Claire Selsky
M.A. Latin Amer Studies
Washington, DC Life, Latinos and the Pursuit of Healthiness: Health Care Experiences of Latinos in Mount Pleasant, Washington, DC

Advisors: Barbara Miller and Mark Edberg

The research project is focused on the health care experiences of Latin American immigrants in Washington, DC. In an effort to understand how Latino individuals maneuver through the U.S. health care system, I will interview male and female adult Latinos in Mount Pleasant. I will also interview health care providers who work in Mount Pleasant. In order to provide a context for the interview data, I will conduct participant observation in the area. My research will provide descriptive and narrative information on the Washington, DC health care system as experienced by an important and understudied minority group.

Irina Shrayber
B.A. Intl Aff & Anth
Philadelphia, PA Language Ideologies of Transformation and Acquisition within the Russian Community of Philadelphia

Advisor: Alexander Dent

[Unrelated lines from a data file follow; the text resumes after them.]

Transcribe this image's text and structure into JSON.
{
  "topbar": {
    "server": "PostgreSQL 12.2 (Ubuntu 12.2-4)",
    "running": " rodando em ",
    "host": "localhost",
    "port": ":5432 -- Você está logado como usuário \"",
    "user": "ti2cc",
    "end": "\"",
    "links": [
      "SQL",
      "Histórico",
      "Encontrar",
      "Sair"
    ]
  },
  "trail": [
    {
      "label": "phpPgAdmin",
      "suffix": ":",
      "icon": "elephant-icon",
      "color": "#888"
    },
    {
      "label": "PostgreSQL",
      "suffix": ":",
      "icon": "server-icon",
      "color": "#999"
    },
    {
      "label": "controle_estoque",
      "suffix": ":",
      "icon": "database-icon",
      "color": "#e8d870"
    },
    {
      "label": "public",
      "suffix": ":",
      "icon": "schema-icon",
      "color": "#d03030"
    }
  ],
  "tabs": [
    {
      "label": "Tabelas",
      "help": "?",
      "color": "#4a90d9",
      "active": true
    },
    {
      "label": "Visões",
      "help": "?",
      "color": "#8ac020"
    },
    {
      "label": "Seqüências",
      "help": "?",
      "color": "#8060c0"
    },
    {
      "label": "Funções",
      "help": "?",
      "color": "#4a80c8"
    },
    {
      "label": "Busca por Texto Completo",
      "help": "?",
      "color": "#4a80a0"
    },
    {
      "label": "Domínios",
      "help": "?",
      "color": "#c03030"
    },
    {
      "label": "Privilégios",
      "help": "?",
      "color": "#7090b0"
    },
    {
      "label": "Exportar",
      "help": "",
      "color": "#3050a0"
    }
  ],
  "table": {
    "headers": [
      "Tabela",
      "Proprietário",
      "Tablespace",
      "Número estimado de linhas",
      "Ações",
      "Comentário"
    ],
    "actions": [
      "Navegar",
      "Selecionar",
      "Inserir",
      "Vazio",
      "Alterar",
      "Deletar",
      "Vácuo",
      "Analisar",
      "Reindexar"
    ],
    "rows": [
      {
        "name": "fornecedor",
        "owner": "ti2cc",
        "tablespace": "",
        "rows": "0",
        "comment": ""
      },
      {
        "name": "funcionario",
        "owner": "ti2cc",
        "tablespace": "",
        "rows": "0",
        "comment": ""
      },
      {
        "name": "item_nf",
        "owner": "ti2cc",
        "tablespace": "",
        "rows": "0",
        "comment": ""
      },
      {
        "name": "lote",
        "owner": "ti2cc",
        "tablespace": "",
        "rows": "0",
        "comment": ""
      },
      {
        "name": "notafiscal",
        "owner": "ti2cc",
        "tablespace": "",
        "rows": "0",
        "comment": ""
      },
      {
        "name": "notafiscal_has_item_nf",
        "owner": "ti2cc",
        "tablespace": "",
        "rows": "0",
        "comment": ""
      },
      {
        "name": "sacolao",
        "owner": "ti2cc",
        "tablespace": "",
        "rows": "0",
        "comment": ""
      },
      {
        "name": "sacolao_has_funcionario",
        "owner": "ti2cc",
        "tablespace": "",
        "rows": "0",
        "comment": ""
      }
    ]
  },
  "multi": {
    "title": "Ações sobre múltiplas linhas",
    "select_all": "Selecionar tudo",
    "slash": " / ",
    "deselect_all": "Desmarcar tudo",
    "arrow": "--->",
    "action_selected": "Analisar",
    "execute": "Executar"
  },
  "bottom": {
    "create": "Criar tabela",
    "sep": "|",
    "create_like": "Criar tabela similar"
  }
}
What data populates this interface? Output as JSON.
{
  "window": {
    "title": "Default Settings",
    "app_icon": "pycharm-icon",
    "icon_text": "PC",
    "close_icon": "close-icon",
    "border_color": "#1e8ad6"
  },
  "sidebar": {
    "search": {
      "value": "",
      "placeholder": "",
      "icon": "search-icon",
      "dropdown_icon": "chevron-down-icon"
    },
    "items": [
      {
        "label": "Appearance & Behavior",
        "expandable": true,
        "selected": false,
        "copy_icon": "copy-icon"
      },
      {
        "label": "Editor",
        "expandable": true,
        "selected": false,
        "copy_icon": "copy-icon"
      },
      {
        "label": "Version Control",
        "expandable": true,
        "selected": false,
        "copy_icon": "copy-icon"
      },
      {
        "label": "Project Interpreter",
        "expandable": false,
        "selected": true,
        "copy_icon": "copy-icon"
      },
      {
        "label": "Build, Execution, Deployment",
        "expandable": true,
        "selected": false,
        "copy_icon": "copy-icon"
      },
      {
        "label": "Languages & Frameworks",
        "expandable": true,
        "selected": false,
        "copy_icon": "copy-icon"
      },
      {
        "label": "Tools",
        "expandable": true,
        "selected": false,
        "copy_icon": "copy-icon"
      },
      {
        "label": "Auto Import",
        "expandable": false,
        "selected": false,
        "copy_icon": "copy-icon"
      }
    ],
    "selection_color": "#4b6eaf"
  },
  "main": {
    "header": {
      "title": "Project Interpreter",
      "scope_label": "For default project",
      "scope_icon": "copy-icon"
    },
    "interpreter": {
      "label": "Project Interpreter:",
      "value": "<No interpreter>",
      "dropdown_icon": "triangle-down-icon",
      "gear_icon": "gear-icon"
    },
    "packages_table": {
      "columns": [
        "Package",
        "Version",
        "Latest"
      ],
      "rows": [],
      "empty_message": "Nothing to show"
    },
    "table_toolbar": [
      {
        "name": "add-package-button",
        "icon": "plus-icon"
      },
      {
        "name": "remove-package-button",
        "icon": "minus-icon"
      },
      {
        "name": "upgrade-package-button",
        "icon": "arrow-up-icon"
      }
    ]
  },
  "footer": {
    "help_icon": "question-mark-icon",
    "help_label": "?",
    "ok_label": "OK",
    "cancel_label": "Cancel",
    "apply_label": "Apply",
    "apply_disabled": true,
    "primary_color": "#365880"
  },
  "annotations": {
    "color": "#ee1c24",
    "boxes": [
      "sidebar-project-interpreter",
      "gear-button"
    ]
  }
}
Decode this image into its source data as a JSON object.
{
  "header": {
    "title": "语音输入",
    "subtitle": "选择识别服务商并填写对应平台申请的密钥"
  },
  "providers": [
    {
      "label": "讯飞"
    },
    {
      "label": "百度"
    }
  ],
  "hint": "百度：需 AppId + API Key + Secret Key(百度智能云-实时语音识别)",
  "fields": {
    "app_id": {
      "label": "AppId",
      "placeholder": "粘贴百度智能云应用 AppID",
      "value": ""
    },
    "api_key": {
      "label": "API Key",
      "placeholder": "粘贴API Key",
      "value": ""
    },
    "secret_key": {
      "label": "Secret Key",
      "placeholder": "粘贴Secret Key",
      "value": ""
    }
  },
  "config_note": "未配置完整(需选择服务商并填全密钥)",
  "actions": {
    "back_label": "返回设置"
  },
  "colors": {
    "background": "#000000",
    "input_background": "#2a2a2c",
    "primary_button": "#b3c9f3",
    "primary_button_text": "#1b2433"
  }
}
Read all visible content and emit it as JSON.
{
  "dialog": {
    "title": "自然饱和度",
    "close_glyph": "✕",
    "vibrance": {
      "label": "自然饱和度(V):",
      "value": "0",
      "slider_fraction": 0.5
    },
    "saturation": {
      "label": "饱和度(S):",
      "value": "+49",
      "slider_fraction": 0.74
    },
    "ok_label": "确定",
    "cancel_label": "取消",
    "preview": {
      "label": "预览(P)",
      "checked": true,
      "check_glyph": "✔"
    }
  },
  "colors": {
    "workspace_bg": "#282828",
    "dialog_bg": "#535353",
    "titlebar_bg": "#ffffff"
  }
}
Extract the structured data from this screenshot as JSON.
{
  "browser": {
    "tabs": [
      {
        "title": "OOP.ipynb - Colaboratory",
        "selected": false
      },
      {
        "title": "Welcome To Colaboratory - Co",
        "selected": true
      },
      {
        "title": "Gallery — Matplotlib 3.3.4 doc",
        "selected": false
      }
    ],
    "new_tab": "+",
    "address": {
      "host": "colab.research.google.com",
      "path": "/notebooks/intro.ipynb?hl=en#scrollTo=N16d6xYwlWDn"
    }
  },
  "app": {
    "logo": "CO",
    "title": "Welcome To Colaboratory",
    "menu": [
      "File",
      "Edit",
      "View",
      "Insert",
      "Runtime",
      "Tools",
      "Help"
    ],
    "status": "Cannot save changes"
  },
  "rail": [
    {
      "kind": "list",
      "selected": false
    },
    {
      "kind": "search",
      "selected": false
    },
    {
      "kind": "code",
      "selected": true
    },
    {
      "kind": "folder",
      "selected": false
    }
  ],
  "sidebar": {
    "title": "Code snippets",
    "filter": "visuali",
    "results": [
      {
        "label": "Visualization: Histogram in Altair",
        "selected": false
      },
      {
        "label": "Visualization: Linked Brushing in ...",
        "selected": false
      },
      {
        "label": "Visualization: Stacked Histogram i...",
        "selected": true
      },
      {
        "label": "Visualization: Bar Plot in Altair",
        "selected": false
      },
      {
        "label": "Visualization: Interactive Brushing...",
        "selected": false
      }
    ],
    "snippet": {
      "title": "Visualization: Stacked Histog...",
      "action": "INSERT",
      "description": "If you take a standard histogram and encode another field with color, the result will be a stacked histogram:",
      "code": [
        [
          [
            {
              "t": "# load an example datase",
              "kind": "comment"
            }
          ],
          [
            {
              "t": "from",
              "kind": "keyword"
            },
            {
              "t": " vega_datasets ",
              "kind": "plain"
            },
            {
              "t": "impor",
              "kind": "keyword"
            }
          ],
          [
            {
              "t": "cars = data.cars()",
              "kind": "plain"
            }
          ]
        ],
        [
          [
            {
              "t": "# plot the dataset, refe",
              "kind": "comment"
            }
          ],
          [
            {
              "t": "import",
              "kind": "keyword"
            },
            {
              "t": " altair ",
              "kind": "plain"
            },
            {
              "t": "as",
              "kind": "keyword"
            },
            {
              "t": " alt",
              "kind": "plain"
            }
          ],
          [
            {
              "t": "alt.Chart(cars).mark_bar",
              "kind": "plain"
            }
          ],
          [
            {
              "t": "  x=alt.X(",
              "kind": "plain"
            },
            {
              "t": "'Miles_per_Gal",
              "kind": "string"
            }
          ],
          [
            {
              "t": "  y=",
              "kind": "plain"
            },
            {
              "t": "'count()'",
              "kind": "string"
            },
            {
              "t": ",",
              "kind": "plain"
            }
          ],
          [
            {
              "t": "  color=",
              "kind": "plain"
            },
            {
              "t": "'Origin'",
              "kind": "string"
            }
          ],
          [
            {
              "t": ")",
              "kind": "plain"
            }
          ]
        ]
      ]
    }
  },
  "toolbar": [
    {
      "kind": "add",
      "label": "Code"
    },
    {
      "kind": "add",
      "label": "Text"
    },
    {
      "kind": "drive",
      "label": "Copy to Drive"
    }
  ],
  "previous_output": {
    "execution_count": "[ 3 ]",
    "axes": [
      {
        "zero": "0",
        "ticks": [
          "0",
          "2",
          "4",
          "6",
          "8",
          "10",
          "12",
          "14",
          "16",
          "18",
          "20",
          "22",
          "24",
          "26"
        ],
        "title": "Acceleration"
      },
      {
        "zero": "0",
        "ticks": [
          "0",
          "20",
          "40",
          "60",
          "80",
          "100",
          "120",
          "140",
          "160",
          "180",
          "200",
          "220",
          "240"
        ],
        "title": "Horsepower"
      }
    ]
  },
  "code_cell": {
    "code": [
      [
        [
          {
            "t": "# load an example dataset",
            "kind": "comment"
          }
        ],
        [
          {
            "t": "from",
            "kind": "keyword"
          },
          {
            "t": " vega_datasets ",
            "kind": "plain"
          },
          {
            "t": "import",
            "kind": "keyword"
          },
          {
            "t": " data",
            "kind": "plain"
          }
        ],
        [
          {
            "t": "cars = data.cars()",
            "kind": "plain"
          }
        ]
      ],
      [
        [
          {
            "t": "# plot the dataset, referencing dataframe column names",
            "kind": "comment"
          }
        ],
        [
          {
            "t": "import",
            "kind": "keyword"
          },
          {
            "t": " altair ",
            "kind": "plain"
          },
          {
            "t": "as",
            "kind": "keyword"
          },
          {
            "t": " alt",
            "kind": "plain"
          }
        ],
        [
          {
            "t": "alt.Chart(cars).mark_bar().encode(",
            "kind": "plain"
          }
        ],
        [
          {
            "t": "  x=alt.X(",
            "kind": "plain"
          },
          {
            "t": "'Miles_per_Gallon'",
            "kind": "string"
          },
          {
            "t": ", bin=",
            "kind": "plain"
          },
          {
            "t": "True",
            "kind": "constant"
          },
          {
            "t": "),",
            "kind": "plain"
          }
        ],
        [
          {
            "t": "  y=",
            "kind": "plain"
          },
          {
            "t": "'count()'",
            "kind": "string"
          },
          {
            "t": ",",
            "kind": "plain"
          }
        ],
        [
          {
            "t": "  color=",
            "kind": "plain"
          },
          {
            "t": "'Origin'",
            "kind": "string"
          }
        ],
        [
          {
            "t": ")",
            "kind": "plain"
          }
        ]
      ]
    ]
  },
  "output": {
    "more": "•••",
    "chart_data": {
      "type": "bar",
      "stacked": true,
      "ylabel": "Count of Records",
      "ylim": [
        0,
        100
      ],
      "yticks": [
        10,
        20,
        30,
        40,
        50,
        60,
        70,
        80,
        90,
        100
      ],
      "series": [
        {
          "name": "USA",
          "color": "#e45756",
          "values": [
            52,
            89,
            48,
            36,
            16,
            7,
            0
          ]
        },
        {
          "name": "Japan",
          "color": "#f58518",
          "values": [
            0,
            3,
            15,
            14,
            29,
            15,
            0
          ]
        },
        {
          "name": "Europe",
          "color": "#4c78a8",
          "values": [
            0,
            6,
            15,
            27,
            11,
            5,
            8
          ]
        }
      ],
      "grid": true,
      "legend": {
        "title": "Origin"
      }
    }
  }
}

I propose to explore the ways in which first and second generation Russian-speaking immigrants in Philadelphia have both transformed and maintained their original language. The proposed study will evaluate linguistic patterns such as code-switching, diction, and hesitation in the context of a change in a minority language. In particular, I would like to find out how the children of the Philadelphia Russian community who are most sensitive to their English-speaking environment, are influenced by the adoptive language's structure and society. What are the effects of the ideologies of linguistic change on family structure, education, and relationships?